Global beer production cuts down on water and energy use
Breweries have reduced their energy usage by over 9% and water usage by over 17% over the past four years, according to a global survey.
The report, which is carried out by Campden BRI and KWA on behalf of the Dutch Brewers Association every four years, revealed that between 2008 and 2012 average water use significantly fell by more than 17%, from 5.2 hectolitres (hl) of water per hl of beer to 4.3.
Average energy use also fell by more than 9% in the same four year period, from 229 megajoules (MJ) per hl of beer to 207 MJ/hl. Even the top 10% most water and energy efficient breweries achieved a further 9% reduction in both energy and water usage between 2008 and 2012.

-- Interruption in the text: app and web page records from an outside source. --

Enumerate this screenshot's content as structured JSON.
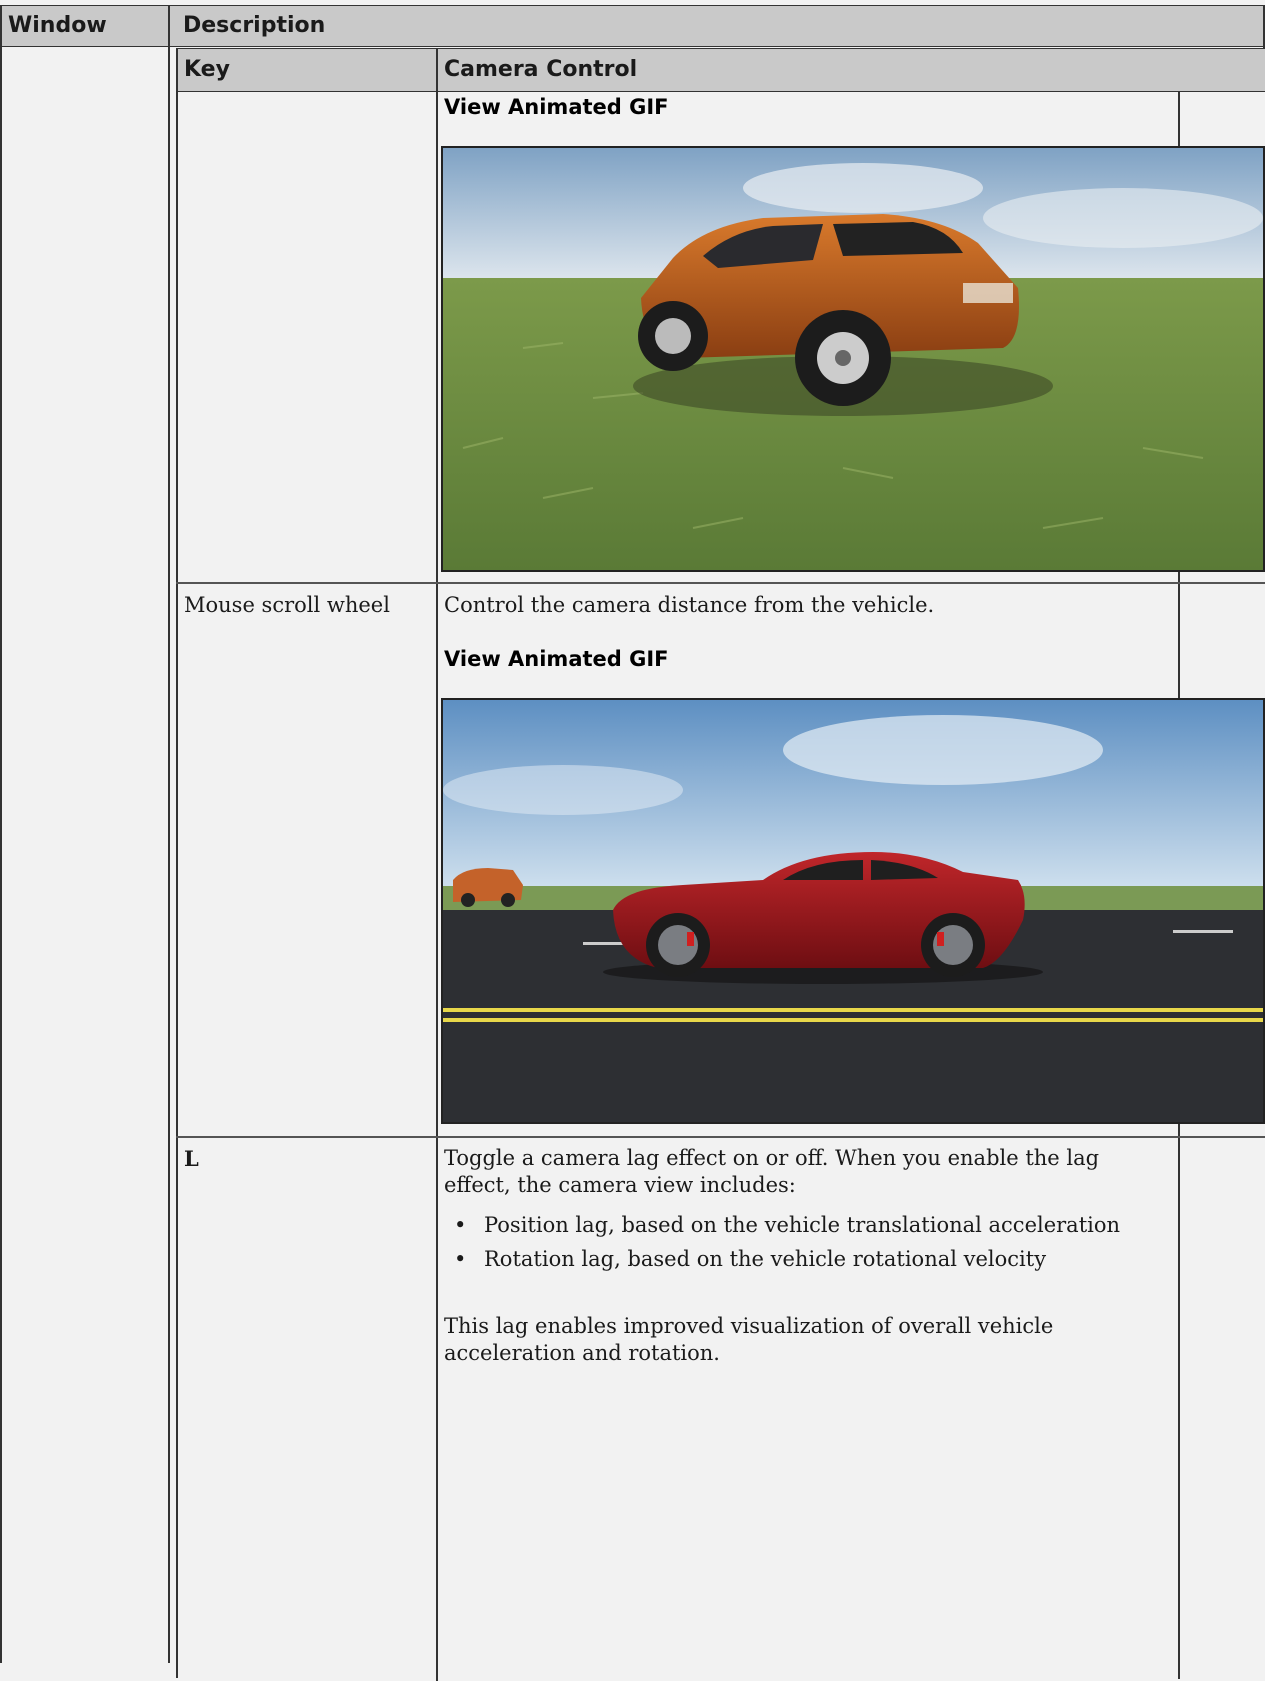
{
  "table": {
    "col_window": "Window",
    "col_description": "Description"
  },
  "inner_table": {
    "col_key": "Key",
    "col_camera_control": "Camera Control",
    "rows": [
      {
        "key": "",
        "gif_link": "View Animated GIF",
        "image_icon": "suv-on-grass-image"
      },
      {
        "key": "Mouse scroll wheel",
        "description": "Control the camera distance from the vehicle.",
        "gif_link": "View Animated GIF",
        "image_icon": "red-car-on-road-image"
      },
      {
        "key": "L",
        "description": "Toggle a camera lag effect on or off. When you enable the lag effect, the camera view includes:",
        "bullets": [
          "Position lag, based on the vehicle translational acceleration",
          "Rotation lag, based on the vehicle rotational velocity"
        ],
        "footer": "This lag enables improved visualization of overall vehicle acceleration and rotation."
      }
    ]
  },
  "colors": {
    "header_bg": "#c9c9c9",
    "page_bg": "#f2f2f2",
    "border": "#333333"
  }
}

The survey not only allows breweries to benchmark their energy and water consumption, but highlights what improvements are needed to reach the industry average or to achieve the gold standard status of being in the top 10% of breweries.
Representing almost one third of the world's beer production, 250 breweries across 49 countries participated in the research.
According to Campden BRI's head of brewing services, Gordon Jackson, the results "clearly demonstrate that the brewing industry is taking sustained and effective action to improve its environmental performance".